We Are Shelter People

Why is it that in a world with so many options and possibilities we are the least connected with our basic needs?  

Growing up with Atlanta, my city embraced the values of American consumption.  Consumption was our civic duty.  Marketing 101 at UGA in the 80's taught budding sales and brand managers to create marketing plans which appealed the human needs within Maslow's Hierarchy - basic needs first and then onto to the higher need for self actualization.

The public's job was not to question but to consume with complete trust in corporate America to fill our basic needs  cheaply and quickly so we can move on to filling our "higher needs" of self fulfillment, etc.  What they failed to teach us, practice in action, or maybe even understand was that basic needs were not basic because they were easy to fill, but basic because the way in which they are filled is basic to our being. 
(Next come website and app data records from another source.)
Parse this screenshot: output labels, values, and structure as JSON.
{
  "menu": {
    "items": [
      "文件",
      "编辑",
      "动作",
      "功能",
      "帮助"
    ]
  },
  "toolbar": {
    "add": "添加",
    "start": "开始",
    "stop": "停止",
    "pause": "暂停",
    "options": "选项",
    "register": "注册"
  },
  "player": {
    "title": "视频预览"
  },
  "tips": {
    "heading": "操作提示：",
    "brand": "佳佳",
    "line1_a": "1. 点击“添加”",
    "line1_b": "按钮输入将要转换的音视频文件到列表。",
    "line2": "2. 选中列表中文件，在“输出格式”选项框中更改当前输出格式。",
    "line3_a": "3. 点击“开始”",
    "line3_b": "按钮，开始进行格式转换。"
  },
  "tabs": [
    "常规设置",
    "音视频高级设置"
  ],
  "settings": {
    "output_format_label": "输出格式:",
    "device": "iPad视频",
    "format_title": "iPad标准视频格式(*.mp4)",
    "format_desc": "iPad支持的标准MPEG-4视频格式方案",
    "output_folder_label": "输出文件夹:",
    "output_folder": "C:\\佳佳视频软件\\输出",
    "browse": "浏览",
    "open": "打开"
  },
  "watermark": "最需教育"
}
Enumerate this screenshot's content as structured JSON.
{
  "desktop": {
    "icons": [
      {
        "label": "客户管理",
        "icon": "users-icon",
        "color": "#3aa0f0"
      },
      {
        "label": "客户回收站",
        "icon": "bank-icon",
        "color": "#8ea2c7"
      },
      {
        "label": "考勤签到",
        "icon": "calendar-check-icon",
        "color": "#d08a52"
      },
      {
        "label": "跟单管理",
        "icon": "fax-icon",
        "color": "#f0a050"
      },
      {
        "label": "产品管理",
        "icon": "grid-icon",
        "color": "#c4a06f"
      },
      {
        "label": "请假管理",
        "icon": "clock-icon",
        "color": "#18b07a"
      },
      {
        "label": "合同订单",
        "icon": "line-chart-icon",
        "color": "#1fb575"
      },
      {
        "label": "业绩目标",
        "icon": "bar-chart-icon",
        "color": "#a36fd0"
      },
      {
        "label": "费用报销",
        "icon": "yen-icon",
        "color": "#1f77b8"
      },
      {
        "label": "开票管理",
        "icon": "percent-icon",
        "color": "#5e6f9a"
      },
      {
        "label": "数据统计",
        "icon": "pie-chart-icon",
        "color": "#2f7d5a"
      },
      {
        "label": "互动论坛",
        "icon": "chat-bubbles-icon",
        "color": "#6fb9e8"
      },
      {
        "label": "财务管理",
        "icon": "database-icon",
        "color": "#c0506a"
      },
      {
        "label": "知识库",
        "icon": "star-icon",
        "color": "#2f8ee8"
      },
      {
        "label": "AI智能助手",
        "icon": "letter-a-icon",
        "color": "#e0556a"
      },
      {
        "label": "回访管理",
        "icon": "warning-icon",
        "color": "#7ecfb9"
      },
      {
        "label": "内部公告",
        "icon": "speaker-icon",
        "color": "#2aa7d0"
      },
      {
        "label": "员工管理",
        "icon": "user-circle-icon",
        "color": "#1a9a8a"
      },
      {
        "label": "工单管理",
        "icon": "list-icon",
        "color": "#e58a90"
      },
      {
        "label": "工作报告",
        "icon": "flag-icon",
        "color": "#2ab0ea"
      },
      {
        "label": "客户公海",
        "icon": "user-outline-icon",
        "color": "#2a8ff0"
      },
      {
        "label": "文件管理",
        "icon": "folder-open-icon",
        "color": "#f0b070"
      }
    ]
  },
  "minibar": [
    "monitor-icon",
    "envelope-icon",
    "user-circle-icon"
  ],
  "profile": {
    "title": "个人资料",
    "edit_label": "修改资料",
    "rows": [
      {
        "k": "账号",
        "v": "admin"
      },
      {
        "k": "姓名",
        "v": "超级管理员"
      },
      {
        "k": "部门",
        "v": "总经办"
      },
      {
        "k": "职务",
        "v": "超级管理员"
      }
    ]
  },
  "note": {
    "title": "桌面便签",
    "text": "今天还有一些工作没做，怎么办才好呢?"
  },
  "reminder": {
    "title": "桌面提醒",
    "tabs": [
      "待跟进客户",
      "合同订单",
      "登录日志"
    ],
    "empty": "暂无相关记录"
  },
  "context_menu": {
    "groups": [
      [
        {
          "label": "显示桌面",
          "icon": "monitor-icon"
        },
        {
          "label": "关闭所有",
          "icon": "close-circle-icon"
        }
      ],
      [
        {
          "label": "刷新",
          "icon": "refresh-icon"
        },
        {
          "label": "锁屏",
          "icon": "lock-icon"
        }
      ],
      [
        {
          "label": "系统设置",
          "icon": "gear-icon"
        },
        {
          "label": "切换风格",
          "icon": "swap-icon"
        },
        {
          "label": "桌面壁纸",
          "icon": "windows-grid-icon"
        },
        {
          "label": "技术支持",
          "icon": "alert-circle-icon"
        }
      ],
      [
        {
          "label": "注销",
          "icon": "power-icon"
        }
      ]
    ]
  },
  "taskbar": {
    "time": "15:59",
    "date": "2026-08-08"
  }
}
  • Food is not simply nutrients and calories.  It is growing, harvesting, experimenting, trying, and sharing.  
  • Shelter is not square footage or even just a roof.  It is protection, privacy, community, inspiration, and family.
  • Clothing is not simply the filling of a closet with the most items for the cheapest price. It is individuality, exchange, style, design, crafting, and celebrating.

When we completely turn over the filling of these needs to the marketplace, we loose the lessons of self and the connections with others that come from participating in meeting our own needs - growing or cooking our food, designing or making our shelter or items in it, or mending or tweaking our clothing to fit properly.  

A general survey of friends over casual conversation has shown me that while everyone appreciates our shared need for food, shelter, and clothing, each of us usually has one of these needs which is even more important to us.  

For me it is shelter, a realization that I did not understand until Bill and I moved from a historic home with great proportions, views, and karma into a home which didn't have these things.  Our new house had a roof, 4 walls, and the appropriate number of bedrooms, but it was not until we moved in and really looked that we realized its placement on the lot demonstrated a complete lack of understanding of shelter's need to connect us with our surroundings.  I quickly realized that I cannot settle or feel at home until my shelter is working for and adapting to me, versus me working for and adapting to it.  

I cannot imagine what I would have done without having Bill and his friends.  These craftspeople are the people behind the production of shelter, they are the baker behind the bread, the seamstress or tailor behind the suit.  

Our society is such that we need sales people, office professionals, large scale mass-manufacturers, and techies, but when we allow ourselves to become completely distanced from the hand making of things, we loose the connections between those basic needs and both our individual and our common humanity. 

The Workshops at Howard Heights cannot be everything to everyone, but if your are a shelter person - someone who cares about what goes into the making of your house or the furnishings within it - we hope you will feel at home with us.